Study Site

Established in 1917, Denali National Park and Preserve lies in the Alaska Range of Interior Alaska. It a wild area where the United States highest peak, Denali (20,310 ft.), wild animals, and over 6 million acres of land draw in 600,000 people annually. Visitors can often spot moose, caribou, Grizzly bears, Dall sheep, and Gray wolves while exploring the taiga forest, glaciers, and tundra. Activities such as hiking, camping, and wildlife watching are common during the summer while dog-sledding and cross country skiing are popular during the winter. Visitors often discover Denali on the 92 mile ‘park road’, the only road within the park.
DENA is a park has very few established trails so visitors are able to explore the sprawling beauty the environment has to offer.

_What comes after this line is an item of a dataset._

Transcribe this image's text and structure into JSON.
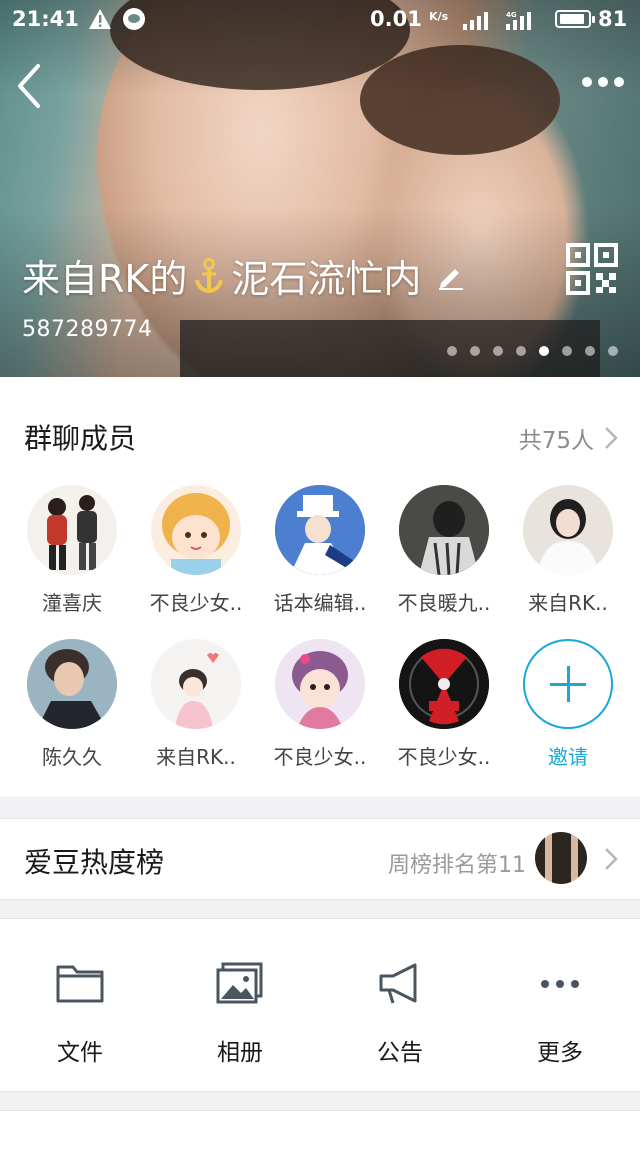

The park offers many recreational uses, however much of the land is also used to support local communities by allowing hunting and gathering natural resources, which was established by The Alaska National Interest Lands Conservation Act (ANILCA) in 1980. ANILCA allowed for much of the original land deemed a National Park to be designated wilderness. Without this act, the land in Denali and its surrounding areas would be susceptible to degradation and community lifestyle would be at risk. The local communities rely on Denali as a source of livelihood. The Denali Borough has 1,893 residents as of the 2000 U.S. census. These residents have values that are shaped by Denali and by understanding their vales, appropriate measures can be taken in order to create a balance between protecting the fragile ecosystem that exists and meeting the needs of the community.